Funeral procession of President Franklin D. Roosevelt on the streets of Washington DC. Horse drawn carriage with casket escorted by men on motorcycles. Crowd lined up on sidewalks. Various U.S. military units march. Funeral procession arrives at White House. Casket is carried into building. Casket is placed in East Room, lying in state. Scene change to funeral services for FDR at Hyde Park, New York. President Truman and Franklin D Roosevelt's wife among the mourners. A volley is fired over the president's grave. Symphonic music track in background is interspersed with audio quotations from Roosevelt, including, from his State of the Union on January 7, 1943: "Therefore, let us all have confidence, let us redouble our efforts. A tremendous, costly, long-enduring task in peace as well as in war is still ahead of us. But, as we face that continuing task, we may know that the state of this Nation is good--the heart of this Nation is sound--the spirit of this Nation is strong--the faith of this Nation is eternal." Also heard at the beginning of the clip is Roosevelt saying, "American fighting men looked to the statesmen of the world to finish the work of peace for which they fought and suffered. We failed them then. We cannot fail them again, and expect the world again to survive," from his address to Congress on Yalta, March 1, 1945.
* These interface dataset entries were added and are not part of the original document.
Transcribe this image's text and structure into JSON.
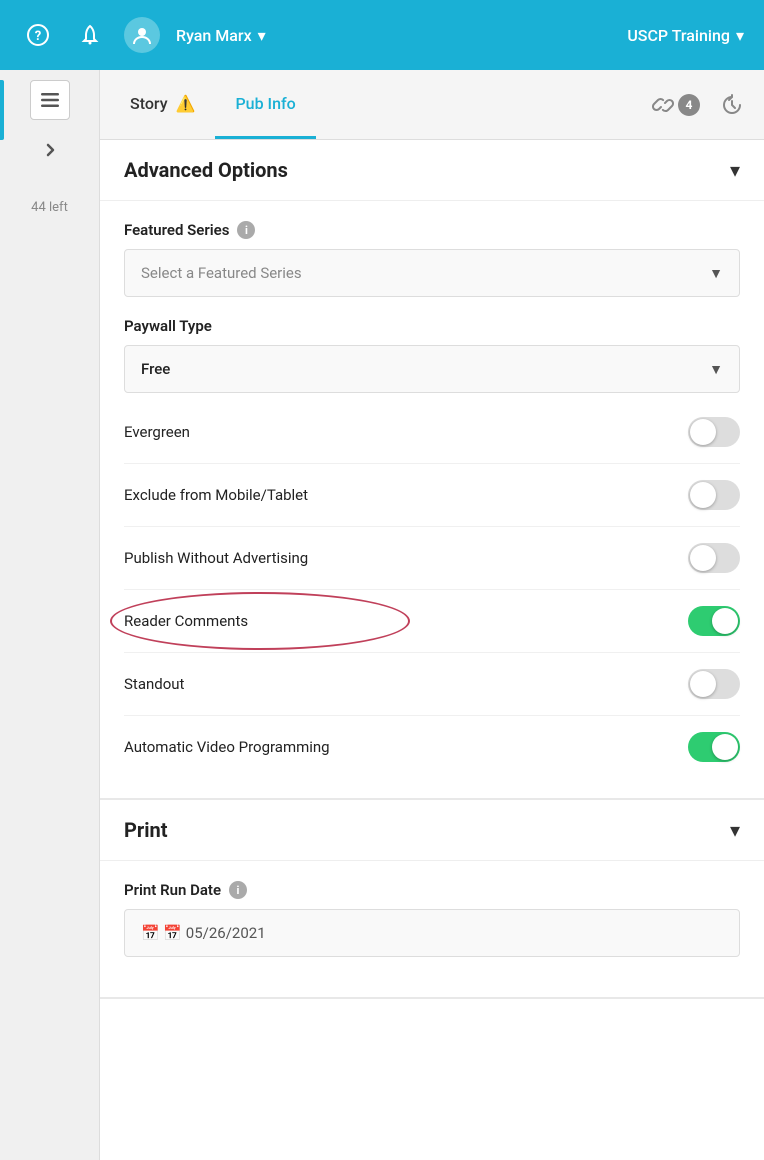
{
  "topbar": {
    "help_icon": "?",
    "bell_icon": "🔔",
    "avatar_icon": "👤",
    "user_name": "Ryan Marx",
    "user_dropdown": "▾",
    "org_name": "USCP Training",
    "org_dropdown": "▾"
  },
  "sidebar": {
    "count_label": "44 left"
  },
  "tabs": [
    {
      "id": "story",
      "label": "Story",
      "warning": "⚠️",
      "active": false
    },
    {
      "id": "pub_info",
      "label": "Pub Info",
      "active": true
    }
  ],
  "tab_icons": [
    {
      "id": "link",
      "symbol": "🔗",
      "badge": "4"
    },
    {
      "id": "history",
      "symbol": "↺"
    }
  ],
  "advanced_options": {
    "section_title": "Advanced Options",
    "chevron": "▾",
    "featured_series": {
      "label": "Featured Series",
      "placeholder": "Select a Featured Series"
    },
    "paywall_type": {
      "label": "Paywall Type",
      "value": "Free"
    },
    "toggles": [
      {
        "id": "evergreen",
        "label": "Evergreen",
        "on": false,
        "highlighted": false
      },
      {
        "id": "exclude-mobile",
        "label": "Exclude from Mobile/Tablet",
        "on": false,
        "highlighted": false
      },
      {
        "id": "publish-no-ads",
        "label": "Publish Without Advertising",
        "on": false,
        "highlighted": false
      },
      {
        "id": "reader-comments",
        "label": "Reader Comments",
        "on": true,
        "highlighted": true
      },
      {
        "id": "standout",
        "label": "Standout",
        "on": false,
        "highlighted": false
      },
      {
        "id": "auto-video",
        "label": "Automatic Video Programming",
        "on": true,
        "highlighted": false
      }
    ]
  },
  "print_section": {
    "section_title": "Print",
    "chevron": "▾",
    "print_run_date": {
      "label": "Print Run Date",
      "value": "📅 05/26/2021"
    }
  }
}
The House Committee on Un-American Activities (HUAC or HCUA) an Investigating Committee of the United States House of Representatives, questions Hollywood personalities about communist influence. Journalist Howard Rushmore is asked questions. He is asked about Gerhart Eisler and whether he was "Jerome's "boss, and whether Eisler was a Communist. Witness answers that he is one of the major ones and that he is a representative of communist international in the United States. He mentions giving certain communists favorable press. Member of committee calls such communists 'Sacred Cows', witness call them 'Sacred Red Cows'. He takes name of Edward G Robinson and states that Jerome had instructed him to always defend Robinson, even if he gave a poor performance in a bad picture. . He talks to the committee about meeting of American committee, for the protection of foreign born, in Cleveland. Attorney General Biddle labeled it as a communist front in 1943. The committee asks him about League of American Writers and whether it is a Communist organization. Journalist also takes names of Earl Browder and Mike Gold, a writer for the Daily Worker newspaper.